About this exercise
With all pictures excluded, restate the records that follow exactly as written.

-----

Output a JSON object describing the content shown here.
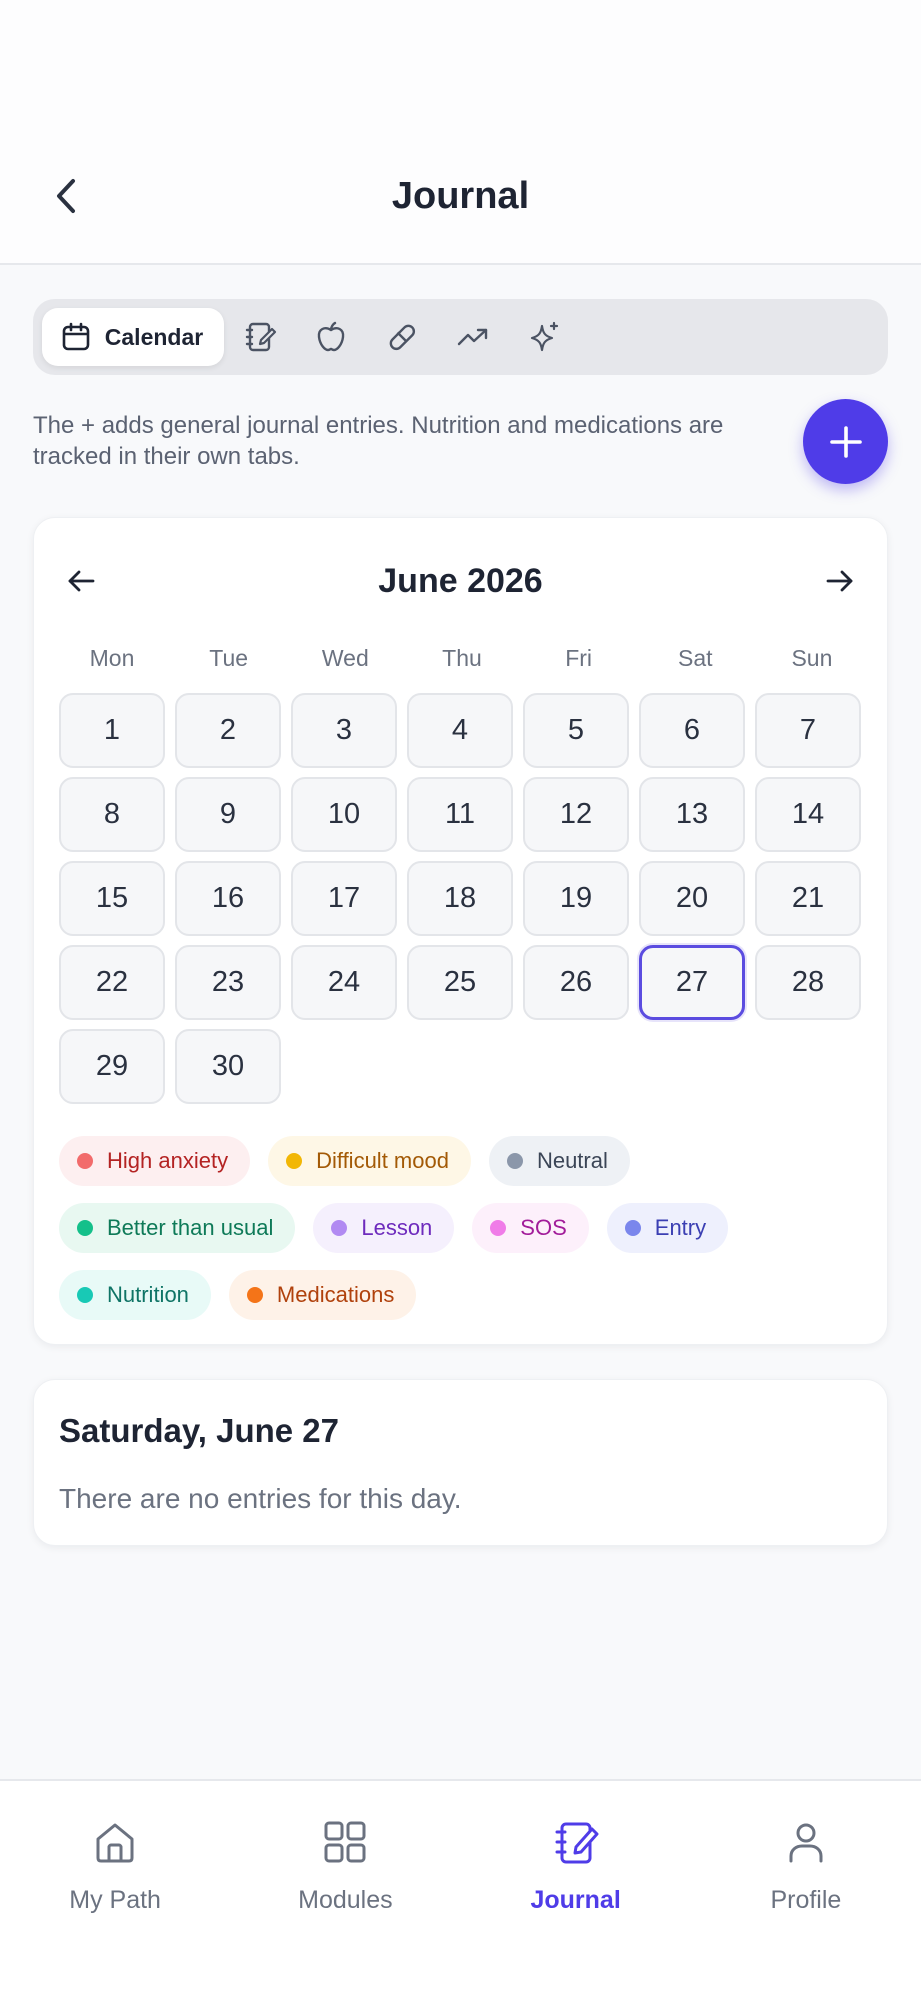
{
  "header": {
    "title": "Journal",
    "back_icon": "chevron-left-icon"
  },
  "tabs": [
    {
      "label": "Calendar",
      "icon": "calendar-icon",
      "active": true
    },
    {
      "label": "",
      "icon": "notebook-icon",
      "active": false
    },
    {
      "label": "",
      "icon": "apple-icon",
      "active": false
    },
    {
      "label": "",
      "icon": "pill-icon",
      "active": false
    },
    {
      "label": "",
      "icon": "trend-icon",
      "active": false
    },
    {
      "label": "",
      "icon": "sparkles-icon",
      "active": false
    }
  ],
  "info": {
    "text": "The + adds general journal entries. Nutrition and medications are tracked in their own tabs."
  },
  "fab": {
    "icon": "plus-icon"
  },
  "calendar": {
    "month_title": "June 2026",
    "weekdays": [
      "Mon",
      "Tue",
      "Wed",
      "Thu",
      "Fri",
      "Sat",
      "Sun"
    ],
    "days": [
      "1",
      "2",
      "3",
      "4",
      "5",
      "6",
      "7",
      "8",
      "9",
      "10",
      "11",
      "12",
      "13",
      "14",
      "15",
      "16",
      "17",
      "18",
      "19",
      "20",
      "21",
      "22",
      "23",
      "24",
      "25",
      "26",
      "27",
      "28",
      "29",
      "30"
    ],
    "selected_day": "27"
  },
  "legend": [
    [
      {
        "label": "High anxiety",
        "dot": "#f26b6b",
        "bg": "#fdeff0",
        "text": "#b42323"
      },
      {
        "label": "Difficult mood",
        "dot": "#f2b705",
        "bg": "#fef7e6",
        "text": "#a35a06"
      },
      {
        "label": "Neutral",
        "dot": "#8b97aa",
        "bg": "#eef1f5",
        "text": "#3b4556"
      }
    ],
    [
      {
        "label": "Better than usual",
        "dot": "#14c08a",
        "bg": "#e8f8f1",
        "text": "#0e7a58"
      },
      {
        "label": "Lesson",
        "dot": "#b18af2",
        "bg": "#f5f0fd",
        "text": "#6e2bbd"
      },
      {
        "label": "SOS",
        "dot": "#f07ce8",
        "bg": "#fdf0fb",
        "text": "#a21c9a"
      },
      {
        "label": "Entry",
        "dot": "#7a86ec",
        "bg": "#eef0fd",
        "text": "#3b3fb3"
      }
    ],
    [
      {
        "label": "Nutrition",
        "dot": "#18c9b5",
        "bg": "#e8faf7",
        "text": "#0f7466"
      },
      {
        "label": "Medications",
        "dot": "#f47418",
        "bg": "#fef2e8",
        "text": "#b0410c"
      }
    ]
  ],
  "selected_day_panel": {
    "title": "Saturday, June 27",
    "empty_text": "There are no entries for this day."
  },
  "bottom_nav": [
    {
      "label": "My Path",
      "icon": "home-icon",
      "active": false
    },
    {
      "label": "Modules",
      "icon": "grid-icon",
      "active": false
    },
    {
      "label": "Journal",
      "icon": "journal-icon",
      "active": true
    },
    {
      "label": "Profile",
      "icon": "user-icon",
      "active": false
    }
  ],
  "colors": {
    "accent": "#4f3ce8",
    "background": "#f8f9fb"
  }
}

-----

Task output
Output a JSON object describing the content shown here.
{
  "header": {
    "title": "Journal",
    "back_icon": "chevron-left-icon"
  },
  "tabs": [
    {
      "label": "Calendar",
      "icon": "calendar-icon",
      "active": true
    },
    {
      "label": "",
      "icon": "notebook-icon",
      "active": false
    },
    {
      "label": "",
      "icon": "apple-icon",
      "active": false
    },
    {
      "label": "",
      "icon": "pill-icon",
      "active": false
    },
    {
      "label": "",
      "icon": "trend-icon",
      "active": false
    },
    {
      "label": "",
      "icon": "sparkles-icon",
      "active": false
    }
  ],
  "info": {
    "text": "The + adds general journal entries. Nutrition and medications are tracked in their own tabs."
  },
  "fab": {
    "icon": "plus-icon"
  },
  "calendar": {
    "month_title": "June 2026",
    "weekdays": [
      "Mon",
      "Tue",
      "Wed",
      "Thu",
      "Fri",
      "Sat",
      "Sun"
    ],
    "days": [
      "1",
      "2",
      "3",
      "4",
      "5",
      "6",
      "7",
      "8",
      "9",
      "10",
      "11",
      "12",
      "13",
      "14",
      "15",
      "16",
      "17",
      "18",
      "19",
      "20",
      "21",
      "22",
      "23",
      "24",
      "25",
      "26",
      "27",
      "28",
      "29",
      "30"
    ],
    "selected_day": "27"
  },
  "legend": [
    [
      {
        "label": "High anxiety",
        "dot": "#f26b6b",
        "bg": "#fdeff0",
        "text": "#b42323"
      },
      {
        "label": "Difficult mood",
        "dot": "#f2b705",
        "bg": "#fef7e6",
        "text": "#a35a06"
      },
      {
        "label": "Neutral",
        "dot": "#8b97aa",
        "bg": "#eef1f5",
        "text": "#3b4556"
      }
    ],
    [
      {
        "label": "Better than usual",
        "dot": "#14c08a",
        "bg": "#e8f8f1",
        "text": "#0e7a58"
      },
      {
        "label": "Lesson",
        "dot": "#b18af2",
        "bg": "#f5f0fd",
        "text": "#6e2bbd"
      },
      {
        "label": "SOS",
        "dot": "#f07ce8",
        "bg": "#fdf0fb",
        "text": "#a21c9a"
      },
      {
        "label": "Entry",
        "dot": "#7a86ec",
        "bg": "#eef0fd",
        "text": "#3b3fb3"
      }
    ],
    [
      {
        "label": "Nutrition",
        "dot": "#18c9b5",
        "bg": "#e8faf7",
        "text": "#0f7466"
      },
      {
        "label": "Medications",
        "dot": "#f47418",
        "bg": "#fef2e8",
        "text": "#b0410c"
      }
    ]
  ],
  "selected_day_panel": {
    "title": "Saturday, June 27",
    "empty_text": "There are no entries for this day."
  },
  "bottom_nav": [
    {
      "label": "My Path",
      "icon": "home-icon",
      "active": false
    },
    {
      "label": "Modules",
      "icon": "grid-icon",
      "active": false
    },
    {
      "label": "Journal",
      "icon": "journal-icon",
      "active": true
    },
    {
      "label": "Profile",
      "icon": "user-icon",
      "active": false
    }
  ],
  "colors": {
    "accent": "#4f3ce8",
    "background": "#f8f9fb"
  }
}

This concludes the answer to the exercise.